by Michael Satterfield

I had an amazing time at an Influencer Marketing conference this week where I had a chance to speak about Branded Content and Influencer Marketing to some of the top agencies, brands, and non-profits in the United States. After listening to the other speakers and reflecting on my own talk, here are my major takeaways about the current state of Influencer Marketing.

1. Agencies are driving most of the conversations with major brands. If you are an influencer, make more agency friends.

2. Even at Fortune 500 companies, the VP of marketing can’t tell you the ROI on seven-figure influencer campaign. The only metrics that they really know are the views, impressions, and engagement on the content itself, but most had no idea on if these projects were translating into actual sales, and in almost all cases the engagement is driven, not by the content, but by ad spend.

3. Most large agency’s and brand’s influencer campaigns are focused on traditional celebrity endorsements, not new media stars. Sports, Reality TV, and Film Stars made up the bulk of the examples of “Influencer Marketing” that were discussed at the conference, that is the major difference in what major brands consider influencer marketing and what many smaller brands call it.
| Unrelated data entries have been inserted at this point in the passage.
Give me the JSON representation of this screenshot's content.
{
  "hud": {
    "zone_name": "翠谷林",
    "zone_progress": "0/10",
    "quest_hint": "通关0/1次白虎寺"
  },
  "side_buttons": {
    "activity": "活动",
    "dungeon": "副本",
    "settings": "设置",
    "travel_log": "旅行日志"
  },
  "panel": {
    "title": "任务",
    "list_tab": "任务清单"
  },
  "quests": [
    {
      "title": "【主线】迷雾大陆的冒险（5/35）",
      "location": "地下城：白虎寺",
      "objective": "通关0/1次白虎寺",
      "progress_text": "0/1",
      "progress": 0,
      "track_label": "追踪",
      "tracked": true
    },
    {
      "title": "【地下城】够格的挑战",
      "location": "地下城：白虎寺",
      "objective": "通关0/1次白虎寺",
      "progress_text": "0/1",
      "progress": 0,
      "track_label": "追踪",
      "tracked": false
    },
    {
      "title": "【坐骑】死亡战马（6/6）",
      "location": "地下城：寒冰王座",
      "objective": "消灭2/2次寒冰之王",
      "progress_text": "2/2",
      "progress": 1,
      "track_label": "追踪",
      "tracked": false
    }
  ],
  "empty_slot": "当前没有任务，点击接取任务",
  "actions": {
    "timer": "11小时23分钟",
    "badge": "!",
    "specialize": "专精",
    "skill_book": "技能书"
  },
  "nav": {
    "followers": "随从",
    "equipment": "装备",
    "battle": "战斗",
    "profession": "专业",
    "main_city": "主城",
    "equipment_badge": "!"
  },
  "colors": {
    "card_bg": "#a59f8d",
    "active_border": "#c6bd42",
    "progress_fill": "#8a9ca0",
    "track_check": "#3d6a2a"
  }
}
4. Major brands are still afraid of working with new media and social media celebrities. They will spend months digging into every Post, Tweet, and Video, that a social media influencer or YouTuber has shared, looking for anything from controversial statements, anything political, or if the influencer has ever said anything negative about the brand. One of the largest YouTubers on the platform was removed from consideration for a campaign because they had complained about a service experience with the brand in a video that was over two years old.
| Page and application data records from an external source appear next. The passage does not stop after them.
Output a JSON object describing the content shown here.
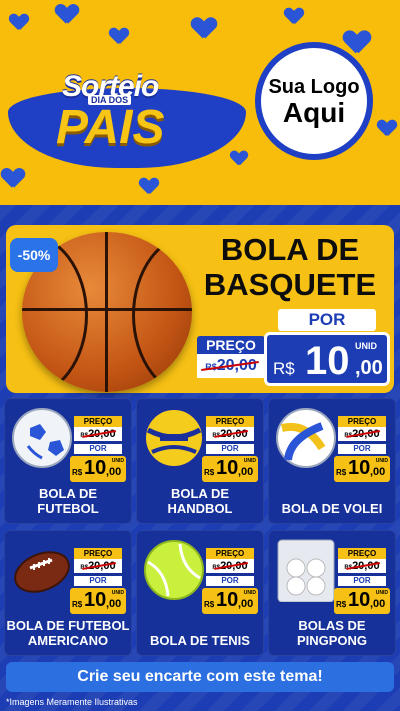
{
  "header": {
    "title_word1": "Sorteio",
    "title_word2": "DIA DOS",
    "title_word3": "PAIS",
    "brand_line1": "Sua Logo",
    "brand_line2": "Aqui"
  },
  "featured": {
    "discount": "-50%",
    "name_line1": "BOLA DE",
    "name_line2": "BASQUETE",
    "por_label": "POR",
    "preco_label": "PREÇO",
    "old_currency": "R$",
    "old_price": "20,00",
    "currency": "R$",
    "unid_label": "UNID",
    "price_int": "10",
    "price_dec": ",00"
  },
  "product_labels": {
    "preco": "PREÇO",
    "old_currency": "R$",
    "old_price": "20,00",
    "por": "POR",
    "currency": "R$",
    "price_int": "10",
    "price_dec": ",00",
    "unid": "UNID"
  },
  "products": [
    {
      "line1": "BOLA DE",
      "line2": "FUTEBOL",
      "icon": "soccer-ball-icon"
    },
    {
      "line1": "BOLA DE",
      "line2": "HANDBOL",
      "icon": "handball-icon"
    },
    {
      "line1": "BOLA DE VOLEI",
      "line2": "",
      "icon": "volleyball-icon"
    },
    {
      "line1": "BOLA DE FUTEBOL",
      "line2": "AMERICANO",
      "icon": "american-football-icon"
    },
    {
      "line1": "BOLA DE TENIS",
      "line2": "",
      "icon": "tennis-ball-icon"
    },
    {
      "line1": "BOLAS DE",
      "line2": "PINGPONG",
      "icon": "pingpong-balls-icon"
    }
  ],
  "cta": "Crie seu encarte com este tema!",
  "disclaimer": "*Imagens Meramente Ilustrativas",
  "colors": {
    "yellow": "#f6c014",
    "blue": "#1c3db3",
    "cta": "#2b6fe0"
  }
}
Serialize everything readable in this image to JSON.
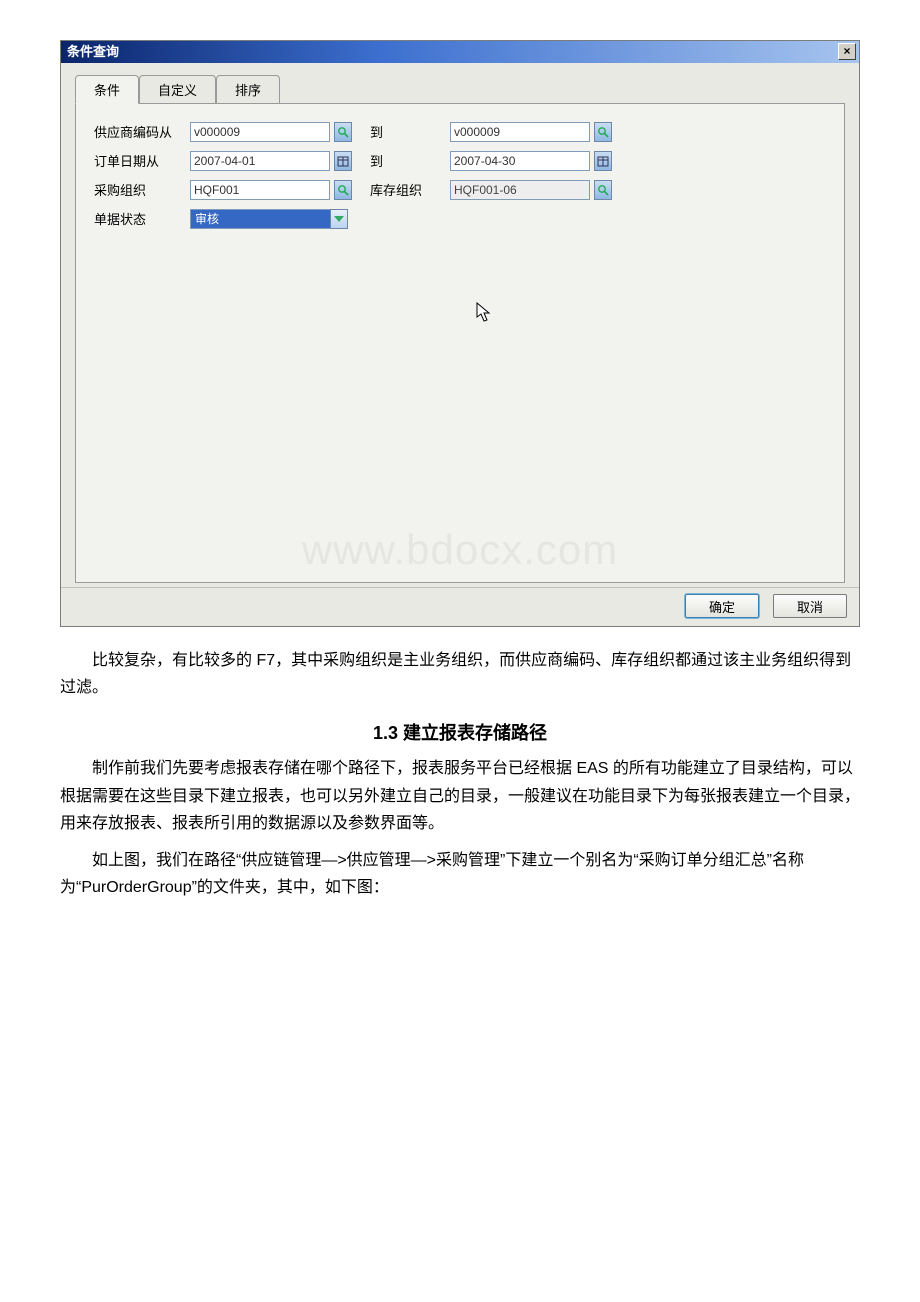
{
  "dialog": {
    "title": "条件查询",
    "close_label": "×",
    "tabs": [
      "条件",
      "自定义",
      "排序"
    ],
    "active_tab_index": 0,
    "rows": {
      "supplier_from_label": "供应商编码从",
      "supplier_from_value": "v000009",
      "supplier_to_label": "到",
      "supplier_to_value": "v000009",
      "date_from_label": "订单日期从",
      "date_from_value": "2007-04-01",
      "date_to_label": "到",
      "date_to_value": "2007-04-30",
      "purchase_org_label": "采购组织",
      "purchase_org_value": "HQF001",
      "storage_org_label": "库存组织",
      "storage_org_value": "HQF001-06",
      "status_label": "单据状态",
      "status_value": "审核"
    },
    "buttons": {
      "ok": "确定",
      "cancel": "取消"
    },
    "watermark": "www.bdocx.com"
  },
  "document": {
    "para1": "比较复杂，有比较多的 F7，其中采购组织是主业务组织，而供应商编码、库存组织都通过该主业务组织得到过滤。",
    "heading": "1.3 建立报表存储路径",
    "para2": "制作前我们先要考虑报表存储在哪个路径下，报表服务平台已经根据 EAS 的所有功能建立了目录结构，可以根据需要在这些目录下建立报表，也可以另外建立自己的目录，一般建议在功能目录下为每张报表建立一个目录，用来存放报表、报表所引用的数据源以及参数界面等。",
    "para3": "如上图，我们在路径“供应链管理—>供应管理—>采购管理”下建立一个别名为“采购订单分组汇总”名称为“PurOrderGroup”的文件夹，其中，如下图："
  }
}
5. No one has any firm idea on what they should be paying anyone in the influencer space, which is why we are seeing more and more agency managed campaigns, where big agencies in New York and Los Angeles are working with major brands, which are headquartered in New York and Los Angeles. Influencer and social media marketing are being quickly absorbed by advertising agencies who are attempting to impose traditional advertising models. Which many admitted doesn’t look authentic to the influencer and are less effective, but it is safer for their client’s brands than just trusting the creator.

6. The top-level CEOs, VPs of Marketing, and other executives making these decisions are still largely consuming traditional media over new media. Philip DeFranco, Keemstar, The Young Turks, and Tim Pool don’t exist in their world as sources for news or information. Instead, their impressions of what is happening within new media are shaped by traditional news sources.

Overall I learned a lot at this event and got great feedback from the audience about my presentation. However, while social media and platforms like YouTube have created a new generation of celebrities, traditional advertising agencies are still the gatekeepers to most of the advertising dollars. The “ADpocalypse” is not a conspiracy, the top floor executives are very afraid of the power that a kid with a camera can wield today. Back in the early 2000s Broadcast TV, Cable, Satellite, even Print Publications all were predictable, they had clear guidelines, and advertisers knew what to expect. In 2019, print media has died or become a niche and millions of people have “cut the cord,” forcing traditional media and the industries that support them into the online into the new media space.

Traditional media and ad agencies have brought their “gatekeeper” mentality with them to new media, resulting in major shifts on social media platforms. This has pushed independent creators in two directions, mainstreaming their content and getting agency representation, or funding their content via creating their own subscription service or joining multi-channel-network subscription services. Expect to see more “Influencers” with agents and fewer campaigns from Main Street America with more coming from Madison Avenue.